__Source records__.

============

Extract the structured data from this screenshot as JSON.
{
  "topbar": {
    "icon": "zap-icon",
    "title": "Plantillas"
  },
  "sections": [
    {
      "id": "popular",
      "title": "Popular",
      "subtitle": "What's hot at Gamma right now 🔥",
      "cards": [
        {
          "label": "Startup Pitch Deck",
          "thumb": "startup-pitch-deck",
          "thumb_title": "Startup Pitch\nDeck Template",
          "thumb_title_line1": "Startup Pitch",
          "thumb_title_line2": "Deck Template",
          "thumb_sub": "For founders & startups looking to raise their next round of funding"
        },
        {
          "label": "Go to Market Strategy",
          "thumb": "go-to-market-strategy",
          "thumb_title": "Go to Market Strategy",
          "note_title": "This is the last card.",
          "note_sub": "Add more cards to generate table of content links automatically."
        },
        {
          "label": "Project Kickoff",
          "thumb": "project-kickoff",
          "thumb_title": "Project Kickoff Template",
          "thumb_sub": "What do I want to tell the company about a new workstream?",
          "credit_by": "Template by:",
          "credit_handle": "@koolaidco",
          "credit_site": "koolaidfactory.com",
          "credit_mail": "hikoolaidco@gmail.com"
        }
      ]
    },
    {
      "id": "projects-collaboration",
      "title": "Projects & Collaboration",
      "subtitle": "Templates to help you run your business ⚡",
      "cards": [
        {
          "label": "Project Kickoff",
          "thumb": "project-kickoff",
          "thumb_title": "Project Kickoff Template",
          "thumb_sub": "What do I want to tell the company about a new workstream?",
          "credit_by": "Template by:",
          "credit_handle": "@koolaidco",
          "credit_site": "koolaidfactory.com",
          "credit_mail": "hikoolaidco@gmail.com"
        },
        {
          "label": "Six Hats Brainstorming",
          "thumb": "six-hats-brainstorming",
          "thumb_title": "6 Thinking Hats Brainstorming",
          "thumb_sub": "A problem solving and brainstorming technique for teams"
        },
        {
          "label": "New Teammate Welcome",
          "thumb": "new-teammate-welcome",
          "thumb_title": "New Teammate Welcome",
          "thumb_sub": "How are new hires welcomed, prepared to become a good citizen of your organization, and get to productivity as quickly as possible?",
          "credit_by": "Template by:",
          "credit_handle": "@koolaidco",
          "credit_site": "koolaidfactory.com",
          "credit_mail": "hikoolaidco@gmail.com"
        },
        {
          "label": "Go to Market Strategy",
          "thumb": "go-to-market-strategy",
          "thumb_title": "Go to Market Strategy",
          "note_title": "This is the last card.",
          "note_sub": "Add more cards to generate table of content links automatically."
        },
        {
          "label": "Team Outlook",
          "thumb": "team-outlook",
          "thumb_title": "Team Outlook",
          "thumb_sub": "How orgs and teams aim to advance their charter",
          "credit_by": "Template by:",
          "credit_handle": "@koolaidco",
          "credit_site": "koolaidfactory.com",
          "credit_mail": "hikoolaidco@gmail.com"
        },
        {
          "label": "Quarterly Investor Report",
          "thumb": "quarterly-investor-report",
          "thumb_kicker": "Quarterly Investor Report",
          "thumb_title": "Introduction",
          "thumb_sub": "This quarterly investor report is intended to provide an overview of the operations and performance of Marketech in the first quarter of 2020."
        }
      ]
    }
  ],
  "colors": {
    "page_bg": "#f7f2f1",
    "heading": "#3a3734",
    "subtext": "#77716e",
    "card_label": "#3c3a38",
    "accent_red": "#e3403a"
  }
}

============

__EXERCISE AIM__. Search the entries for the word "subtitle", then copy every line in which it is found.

__RESULT OF THIS TASK__.
      "subtitle": "What's hot at Gamma right now 🔥",
      "subtitle": "Templates to help you run your business ⚡",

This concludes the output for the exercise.